1. Select music and musical activities from diverse cultures that respect the meaning of that music or activity within its authentic culture and do not misrepresent or appropriate the associated culture disrespectfully. (II. A. 5 To achieve therapeutic goals: ac) utilize a varied music repertoire (e.g., blues, classical, folk, jazz, pop) from a variety of cultures and subcultures.)
2. Demonstrate cultural competence when interacting with clientele from diverse cultures by representing their authentic culture and not a misrepresentation of it that is based on Western movies, videos, or books. (IV. B. 4. Interact with the client in an authentic, ethical, and culturally competent manner that respects privacy, dignity, and human rights.)
3. Intentionally make choices for songs and activities chosen for therapeutic uses in music therapy sessions to reflect and respect cultural awareness of meanings of songs and activities. (I. D. 9. Consider client’s age, culture, language, music background, and preferences when designing music therapy experiences.)
4. Identify music therapy activities and repertoire which may potentially be considered disrespectful by clients from specific cultures. (II. B. 2. Recognize the potential harm of music experiences and use them with care. )
7:15 – 8:15 p.m. This course will explore ethical considerations related to the use of music and techniques in music therapy sessions when choosing diverse styles of music or when using Western music which has included appropriations from other cultures. The use of music therapy techniques which are appropriated from other cultures will also be examined. Examples of Native American Appropriations and Appropriations which are now termed Orientalism will be examined. Cultures which are misrepresented in Orientalism include different cultures within India, different cultures within the Middle East, and different cultures in Asia. Video examples of offensive holiday and theme programming, movie clips with music and dance, music videos with props and costumes, and song lyrics which misrepresent the cultures being portrayed will be included and discussed.

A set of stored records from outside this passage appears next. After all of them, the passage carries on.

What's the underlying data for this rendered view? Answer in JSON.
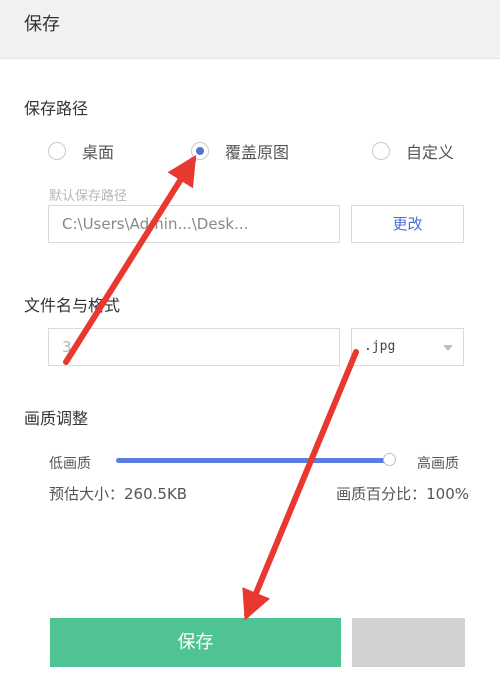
{
  "window": {
    "title": "保存"
  },
  "save_path": {
    "title": "保存路径",
    "options": [
      {
        "label": "桌面",
        "checked": false
      },
      {
        "label": "覆盖原图",
        "checked": true
      },
      {
        "label": "自定义",
        "checked": false
      }
    ],
    "default_label": "默认保存路径",
    "path_value": "C:\\Users\\Admin...\\Desk...",
    "change_label": "更改"
  },
  "file": {
    "title": "文件名与格式",
    "name_value": "3",
    "format_value": ".jpg"
  },
  "quality": {
    "title": "画质调整",
    "low_label": "低画质",
    "high_label": "高画质",
    "level_percent": 100,
    "size_text": "预估大小：260.5KB",
    "percent_text": "画质百分比：100%"
  },
  "actions": {
    "save_label": "保存",
    "cancel_label": ""
  },
  "colors": {
    "accent": "#5472d3",
    "save_green": "#4fc394",
    "arrow_red": "#e8382f"
  }
}
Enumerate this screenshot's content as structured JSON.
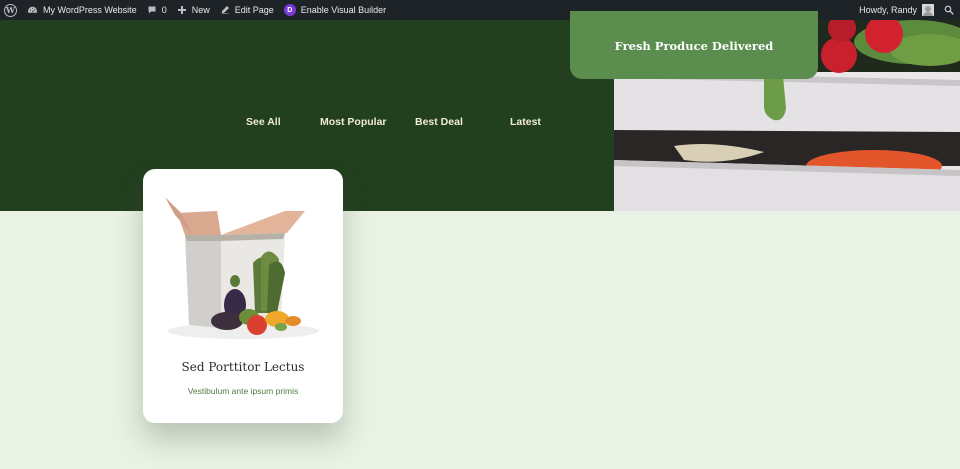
{
  "admin_bar": {
    "site_name": "My WordPress Website",
    "comments_count": "0",
    "new_label": "New",
    "edit_page_label": "Edit Page",
    "visual_builder_label": "Enable Visual Builder",
    "divi_badge": "D",
    "howdy_label": "Howdy, Randy",
    "wp_logo_glyph": "W"
  },
  "hero": {
    "tabs": [
      "See All",
      "Most Popular",
      "Best Deal",
      "Latest"
    ],
    "cta_label": "Fresh Produce Delivered"
  },
  "product_card": {
    "title": "Sed Porttitor Lectus",
    "subtitle": "Vestibulum ante ipsum primis"
  },
  "colors": {
    "admin_bar": "#1d2327",
    "hero_bg": "#223f1f",
    "page_bg": "#e9f2e4",
    "cta_bg": "#5b8d4f",
    "tab_text": "#f1ecd2",
    "subtitle_text": "#4f7d3f",
    "divi_purple": "#7b3bd9"
  },
  "icons": [
    "wordpress-logo-icon",
    "dashboard-icon",
    "comment-icon",
    "plus-icon",
    "pencil-icon",
    "divi-icon",
    "avatar",
    "search-icon"
  ]
}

8:15 – 9:00 Music-based techniques which are appropriated from other cultures in which those techniques are used for healing will be examined from the perspective of people within the original cultures who describe the errors and lack of understanding and respect that are involved in the appropriation of these techniques by people whom they have chosen to label as “plastic shamans”.
9 – 9:15 break
9:15 – 9:45 with personal applications. Examples of Appropriations include but are not limited to music videos, movies, and healing techniques from Native American, Eastern, and African cultures. A contextual understanding and comparisons of perspectives from Western cultures with perspectives from tribal/communal cultures will be described. A description of the offense of using instruments, images, dance, and costumes outside of authentic cultural contexts will be presented.
9:45 – 10:05 with personal applications. Examination of cultures in which music is not allowed to be used in specific ways or has gender-specific or position-within-culture specific prohibitions on the use of music will be examined along with cultures in which musical instruments, singing, and/or dancing may have restrictions on use. Considerations for groups in conflict/war are included. Active discussion is involved for participants.
10:05 – 10:15 – Evaluation of CMTE